Aim of the task – Set down every entry again, exactly as it appears.
--- Data extracts Enclosed Below ---
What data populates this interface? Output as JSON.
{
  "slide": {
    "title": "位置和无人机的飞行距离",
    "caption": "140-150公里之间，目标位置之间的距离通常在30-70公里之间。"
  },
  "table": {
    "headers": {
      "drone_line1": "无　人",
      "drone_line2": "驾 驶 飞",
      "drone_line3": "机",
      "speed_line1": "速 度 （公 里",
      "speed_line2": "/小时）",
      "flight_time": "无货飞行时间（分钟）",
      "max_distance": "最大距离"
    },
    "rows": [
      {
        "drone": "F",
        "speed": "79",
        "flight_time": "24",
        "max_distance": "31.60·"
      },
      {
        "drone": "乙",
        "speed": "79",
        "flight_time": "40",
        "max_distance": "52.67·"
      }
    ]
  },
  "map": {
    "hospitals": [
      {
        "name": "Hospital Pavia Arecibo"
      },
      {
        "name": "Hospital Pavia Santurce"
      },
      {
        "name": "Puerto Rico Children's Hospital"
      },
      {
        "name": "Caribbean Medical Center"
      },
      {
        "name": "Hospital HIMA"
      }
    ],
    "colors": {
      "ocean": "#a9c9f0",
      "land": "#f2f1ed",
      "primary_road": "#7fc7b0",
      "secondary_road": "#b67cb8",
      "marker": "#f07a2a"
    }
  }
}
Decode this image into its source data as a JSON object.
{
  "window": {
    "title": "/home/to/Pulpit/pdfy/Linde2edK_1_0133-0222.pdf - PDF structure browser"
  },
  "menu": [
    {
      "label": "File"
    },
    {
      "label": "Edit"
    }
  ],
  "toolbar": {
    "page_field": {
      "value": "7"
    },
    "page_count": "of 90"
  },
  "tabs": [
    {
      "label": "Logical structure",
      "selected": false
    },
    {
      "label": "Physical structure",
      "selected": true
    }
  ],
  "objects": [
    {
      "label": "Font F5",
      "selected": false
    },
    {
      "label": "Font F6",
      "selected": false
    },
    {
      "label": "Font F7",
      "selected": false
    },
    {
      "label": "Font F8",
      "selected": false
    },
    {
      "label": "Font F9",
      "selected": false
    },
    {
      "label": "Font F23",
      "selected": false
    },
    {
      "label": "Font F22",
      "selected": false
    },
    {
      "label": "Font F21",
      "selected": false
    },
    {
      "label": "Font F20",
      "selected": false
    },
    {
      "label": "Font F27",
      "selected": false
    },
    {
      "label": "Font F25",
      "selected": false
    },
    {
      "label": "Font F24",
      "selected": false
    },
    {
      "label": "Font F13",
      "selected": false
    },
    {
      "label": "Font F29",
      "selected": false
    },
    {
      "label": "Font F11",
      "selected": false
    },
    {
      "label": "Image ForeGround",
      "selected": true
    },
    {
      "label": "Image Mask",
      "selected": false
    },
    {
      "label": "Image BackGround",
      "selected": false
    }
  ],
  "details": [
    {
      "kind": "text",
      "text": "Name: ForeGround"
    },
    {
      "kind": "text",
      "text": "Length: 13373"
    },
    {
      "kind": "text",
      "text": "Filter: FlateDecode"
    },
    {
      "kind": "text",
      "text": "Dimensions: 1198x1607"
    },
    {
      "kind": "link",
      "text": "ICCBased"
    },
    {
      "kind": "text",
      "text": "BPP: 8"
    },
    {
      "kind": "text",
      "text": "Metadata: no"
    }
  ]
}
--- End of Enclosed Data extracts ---
Result for this exercise –
What data populates this interface? Output as JSON.
{
  "slide": {
    "title": "位置和无人机的飞行距离",
    "caption": "140-150公里之间，目标位置之间的距离通常在30-70公里之间。"
  },
  "table": {
    "headers": {
      "drone_line1": "无　人",
      "drone_line2": "驾 驶 飞",
      "drone_line3": "机",
      "speed_line1": "速 度 （公 里",
      "speed_line2": "/小时）",
      "flight_time": "无货飞行时间（分钟）",
      "max_distance": "最大距离"
    },
    "rows": [
      {
        "drone": "F",
        "speed": "79",
        "flight_time": "24",
        "max_distance": "31.60·"
      },
      {
        "drone": "乙",
        "speed": "79",
        "flight_time": "40",
        "max_distance": "52.67·"
      }
    ]
  },
  "map": {
    "hospitals": [
      {
        "name": "Hospital Pavia Arecibo"
      },
      {
        "name": "Hospital Pavia Santurce"
      },
      {
        "name": "Puerto Rico Children's Hospital"
      },
      {
        "name": "Caribbean Medical Center"
      },
      {
        "name": "Hospital HIMA"
      }
    ],
    "colors": {
      "ocean": "#a9c9f0",
      "land": "#f2f1ed",
      "primary_road": "#7fc7b0",
      "secondary_road": "#b67cb8",
      "marker": "#f07a2a"
    }
  }
}
Decode this image into its source data as a JSON object.
{
  "window": {
    "title": "/home/to/Pulpit/pdfy/Linde2edK_1_0133-0222.pdf - PDF structure browser"
  },
  "menu": [
    {
      "label": "File"
    },
    {
      "label": "Edit"
    }
  ],
  "toolbar": {
    "page_field": {
      "value": "7"
    },
    "page_count": "of 90"
  },
  "tabs": [
    {
      "label": "Logical structure",
      "selected": false
    },
    {
      "label": "Physical structure",
      "selected": true
    }
  ],
  "objects": [
    {
      "label": "Font F5",
      "selected": false
    },
    {
      "label": "Font F6",
      "selected": false
    },
    {
      "label": "Font F7",
      "selected": false
    },
    {
      "label": "Font F8",
      "selected": false
    },
    {
      "label": "Font F9",
      "selected": false
    },
    {
      "label": "Font F23",
      "selected": false
    },
    {
      "label": "Font F22",
      "selected": false
    },
    {
      "label": "Font F21",
      "selected": false
    },
    {
      "label": "Font F20",
      "selected": false
    },
    {
      "label": "Font F27",
      "selected": false
    },
    {
      "label": "Font F25",
      "selected": false
    },
    {
      "label": "Font F24",
      "selected": false
    },
    {
      "label": "Font F13",
      "selected": false
    },
    {
      "label": "Font F29",
      "selected": false
    },
    {
      "label": "Font F11",
      "selected": false
    },
    {
      "label": "Image ForeGround",
      "selected": true
    },
    {
      "label": "Image Mask",
      "selected": false
    },
    {
      "label": "Image BackGround",
      "selected": false
    }
  ],
  "details": [
    {
      "kind": "text",
      "text": "Name: ForeGround"
    },
    {
      "kind": "text",
      "text": "Length: 13373"
    },
    {
      "kind": "text",
      "text": "Filter: FlateDecode"
    },
    {
      "kind": "text",
      "text": "Dimensions: 1198x1607"
    },
    {
      "kind": "link",
      "text": "ICCBased"
    },
    {
      "kind": "text",
      "text": "BPP: 8"
    },
    {
      "kind": "text",
      "text": "Metadata: no"
    }
  ]
}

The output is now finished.